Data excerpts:
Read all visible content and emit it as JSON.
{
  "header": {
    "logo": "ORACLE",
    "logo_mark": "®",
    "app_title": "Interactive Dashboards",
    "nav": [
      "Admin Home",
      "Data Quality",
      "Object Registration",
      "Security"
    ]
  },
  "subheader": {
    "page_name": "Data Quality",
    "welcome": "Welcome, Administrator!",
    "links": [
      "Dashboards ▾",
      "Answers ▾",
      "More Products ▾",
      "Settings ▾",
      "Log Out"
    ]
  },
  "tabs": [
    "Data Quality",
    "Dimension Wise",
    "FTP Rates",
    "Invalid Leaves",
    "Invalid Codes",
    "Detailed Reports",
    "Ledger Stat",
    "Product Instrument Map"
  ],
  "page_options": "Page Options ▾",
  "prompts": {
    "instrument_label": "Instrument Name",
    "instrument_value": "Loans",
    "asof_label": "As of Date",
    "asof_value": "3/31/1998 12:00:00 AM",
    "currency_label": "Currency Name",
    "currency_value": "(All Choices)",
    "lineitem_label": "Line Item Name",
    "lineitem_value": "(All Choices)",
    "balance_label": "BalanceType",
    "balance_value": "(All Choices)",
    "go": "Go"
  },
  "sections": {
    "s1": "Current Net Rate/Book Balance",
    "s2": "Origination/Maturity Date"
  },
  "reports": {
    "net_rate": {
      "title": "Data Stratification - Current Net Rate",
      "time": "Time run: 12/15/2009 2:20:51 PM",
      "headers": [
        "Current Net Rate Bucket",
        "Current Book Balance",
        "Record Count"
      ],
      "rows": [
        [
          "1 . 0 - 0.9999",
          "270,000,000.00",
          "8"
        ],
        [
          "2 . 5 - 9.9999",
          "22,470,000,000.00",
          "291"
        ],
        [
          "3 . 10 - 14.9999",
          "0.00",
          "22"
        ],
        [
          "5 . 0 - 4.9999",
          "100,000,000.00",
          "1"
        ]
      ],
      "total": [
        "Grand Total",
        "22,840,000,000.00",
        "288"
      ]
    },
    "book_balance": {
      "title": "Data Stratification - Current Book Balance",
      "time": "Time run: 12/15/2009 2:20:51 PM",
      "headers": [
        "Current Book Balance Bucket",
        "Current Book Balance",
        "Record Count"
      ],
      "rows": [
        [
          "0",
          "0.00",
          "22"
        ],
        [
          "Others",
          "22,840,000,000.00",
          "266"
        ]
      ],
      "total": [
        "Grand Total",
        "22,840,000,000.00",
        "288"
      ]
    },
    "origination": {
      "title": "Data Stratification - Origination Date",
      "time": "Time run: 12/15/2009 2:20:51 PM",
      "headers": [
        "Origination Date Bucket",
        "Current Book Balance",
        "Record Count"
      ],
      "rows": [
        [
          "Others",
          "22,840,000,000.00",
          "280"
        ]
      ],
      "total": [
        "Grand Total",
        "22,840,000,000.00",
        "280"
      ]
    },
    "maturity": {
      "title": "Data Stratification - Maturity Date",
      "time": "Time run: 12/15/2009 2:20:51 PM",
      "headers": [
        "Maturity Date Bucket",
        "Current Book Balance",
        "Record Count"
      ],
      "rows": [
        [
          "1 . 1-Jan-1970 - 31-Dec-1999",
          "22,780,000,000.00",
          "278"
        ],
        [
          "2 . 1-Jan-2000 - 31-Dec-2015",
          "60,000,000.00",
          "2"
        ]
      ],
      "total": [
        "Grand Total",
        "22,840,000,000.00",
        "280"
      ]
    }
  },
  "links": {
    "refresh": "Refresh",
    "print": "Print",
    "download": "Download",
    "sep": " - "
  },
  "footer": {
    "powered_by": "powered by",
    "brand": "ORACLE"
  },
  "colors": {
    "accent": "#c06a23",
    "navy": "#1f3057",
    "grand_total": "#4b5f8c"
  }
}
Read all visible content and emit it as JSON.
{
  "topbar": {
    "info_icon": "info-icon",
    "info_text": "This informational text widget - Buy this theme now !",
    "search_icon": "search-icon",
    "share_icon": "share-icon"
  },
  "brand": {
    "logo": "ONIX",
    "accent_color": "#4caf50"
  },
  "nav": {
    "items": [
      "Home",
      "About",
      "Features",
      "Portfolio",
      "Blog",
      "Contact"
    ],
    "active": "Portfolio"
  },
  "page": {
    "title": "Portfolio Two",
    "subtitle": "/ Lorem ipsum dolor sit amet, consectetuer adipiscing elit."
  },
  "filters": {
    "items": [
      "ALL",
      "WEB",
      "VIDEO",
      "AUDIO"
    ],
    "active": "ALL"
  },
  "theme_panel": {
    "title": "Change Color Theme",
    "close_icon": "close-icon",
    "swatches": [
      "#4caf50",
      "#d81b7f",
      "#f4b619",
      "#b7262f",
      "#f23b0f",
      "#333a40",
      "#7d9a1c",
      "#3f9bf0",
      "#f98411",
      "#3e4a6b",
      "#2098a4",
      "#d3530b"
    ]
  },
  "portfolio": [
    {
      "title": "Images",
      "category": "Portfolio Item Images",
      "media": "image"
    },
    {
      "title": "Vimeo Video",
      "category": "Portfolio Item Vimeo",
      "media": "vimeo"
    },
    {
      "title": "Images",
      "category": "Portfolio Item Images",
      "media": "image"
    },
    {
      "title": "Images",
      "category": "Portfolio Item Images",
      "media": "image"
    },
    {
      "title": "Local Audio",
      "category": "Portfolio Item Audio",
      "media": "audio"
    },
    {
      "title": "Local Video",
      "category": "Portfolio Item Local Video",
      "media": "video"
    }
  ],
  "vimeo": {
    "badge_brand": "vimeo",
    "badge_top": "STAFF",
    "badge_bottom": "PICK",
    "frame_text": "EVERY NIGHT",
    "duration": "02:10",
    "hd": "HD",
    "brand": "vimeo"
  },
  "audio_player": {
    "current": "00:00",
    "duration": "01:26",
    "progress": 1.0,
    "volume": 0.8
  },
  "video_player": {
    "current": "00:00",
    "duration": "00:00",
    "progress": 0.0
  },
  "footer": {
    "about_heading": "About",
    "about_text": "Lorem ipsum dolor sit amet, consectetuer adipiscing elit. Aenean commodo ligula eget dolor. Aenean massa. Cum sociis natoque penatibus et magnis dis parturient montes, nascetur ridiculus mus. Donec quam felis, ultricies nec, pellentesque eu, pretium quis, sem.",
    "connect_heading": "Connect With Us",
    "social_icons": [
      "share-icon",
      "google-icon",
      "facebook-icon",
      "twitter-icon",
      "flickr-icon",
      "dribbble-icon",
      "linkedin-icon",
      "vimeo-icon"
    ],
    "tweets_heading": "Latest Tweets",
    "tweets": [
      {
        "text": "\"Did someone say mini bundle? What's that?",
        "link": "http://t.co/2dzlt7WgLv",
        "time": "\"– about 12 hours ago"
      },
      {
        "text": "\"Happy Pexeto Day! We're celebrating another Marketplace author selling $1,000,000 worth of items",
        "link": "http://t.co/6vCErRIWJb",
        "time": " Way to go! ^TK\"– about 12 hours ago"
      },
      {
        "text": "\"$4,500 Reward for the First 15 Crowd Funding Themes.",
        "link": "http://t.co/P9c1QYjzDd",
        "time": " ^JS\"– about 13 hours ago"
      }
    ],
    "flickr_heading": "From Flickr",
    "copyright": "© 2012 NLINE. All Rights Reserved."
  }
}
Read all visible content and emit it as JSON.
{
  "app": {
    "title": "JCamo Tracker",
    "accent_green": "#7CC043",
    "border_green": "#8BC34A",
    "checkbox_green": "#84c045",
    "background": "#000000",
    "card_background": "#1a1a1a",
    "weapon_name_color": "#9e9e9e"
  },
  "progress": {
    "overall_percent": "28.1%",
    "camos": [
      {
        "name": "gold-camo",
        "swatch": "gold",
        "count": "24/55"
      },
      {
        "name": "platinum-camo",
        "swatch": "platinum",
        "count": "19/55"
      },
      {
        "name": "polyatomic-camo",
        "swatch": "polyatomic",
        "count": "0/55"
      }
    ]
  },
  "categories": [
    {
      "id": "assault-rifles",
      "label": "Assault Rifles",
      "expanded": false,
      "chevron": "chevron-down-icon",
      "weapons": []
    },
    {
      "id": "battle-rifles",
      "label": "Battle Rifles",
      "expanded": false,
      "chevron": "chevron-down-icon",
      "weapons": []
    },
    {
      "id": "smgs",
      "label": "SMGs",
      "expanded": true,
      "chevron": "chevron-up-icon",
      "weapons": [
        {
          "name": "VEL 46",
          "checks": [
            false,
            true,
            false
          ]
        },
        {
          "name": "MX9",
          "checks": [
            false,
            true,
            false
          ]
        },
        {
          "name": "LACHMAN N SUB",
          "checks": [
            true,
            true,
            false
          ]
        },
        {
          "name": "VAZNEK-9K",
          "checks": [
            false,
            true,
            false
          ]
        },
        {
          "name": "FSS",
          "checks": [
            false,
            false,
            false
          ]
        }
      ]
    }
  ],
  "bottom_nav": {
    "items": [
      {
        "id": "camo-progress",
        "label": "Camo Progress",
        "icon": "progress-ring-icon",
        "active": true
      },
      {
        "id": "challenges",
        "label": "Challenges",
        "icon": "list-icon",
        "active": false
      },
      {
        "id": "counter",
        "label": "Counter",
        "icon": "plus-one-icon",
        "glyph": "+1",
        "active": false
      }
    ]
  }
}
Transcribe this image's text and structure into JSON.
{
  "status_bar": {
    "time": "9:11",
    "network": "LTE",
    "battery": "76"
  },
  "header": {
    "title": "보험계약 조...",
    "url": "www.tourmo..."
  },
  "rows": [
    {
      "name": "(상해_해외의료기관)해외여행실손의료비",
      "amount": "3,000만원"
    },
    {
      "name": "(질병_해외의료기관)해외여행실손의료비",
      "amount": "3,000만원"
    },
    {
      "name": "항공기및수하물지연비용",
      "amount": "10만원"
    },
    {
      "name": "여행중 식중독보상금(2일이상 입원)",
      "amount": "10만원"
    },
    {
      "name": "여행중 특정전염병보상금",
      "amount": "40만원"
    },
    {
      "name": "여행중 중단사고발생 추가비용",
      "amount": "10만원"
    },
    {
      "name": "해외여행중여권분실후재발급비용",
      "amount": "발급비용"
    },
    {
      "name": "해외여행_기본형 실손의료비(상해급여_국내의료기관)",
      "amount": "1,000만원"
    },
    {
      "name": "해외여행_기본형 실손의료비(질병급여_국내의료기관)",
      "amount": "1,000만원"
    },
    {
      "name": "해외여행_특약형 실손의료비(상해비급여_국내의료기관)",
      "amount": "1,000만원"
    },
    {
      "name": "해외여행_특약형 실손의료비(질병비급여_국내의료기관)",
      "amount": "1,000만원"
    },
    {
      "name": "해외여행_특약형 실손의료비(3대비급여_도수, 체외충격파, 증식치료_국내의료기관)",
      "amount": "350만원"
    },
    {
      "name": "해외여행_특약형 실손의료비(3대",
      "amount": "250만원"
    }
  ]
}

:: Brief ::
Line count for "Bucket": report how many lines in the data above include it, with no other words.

:: Solution to the problem ::
4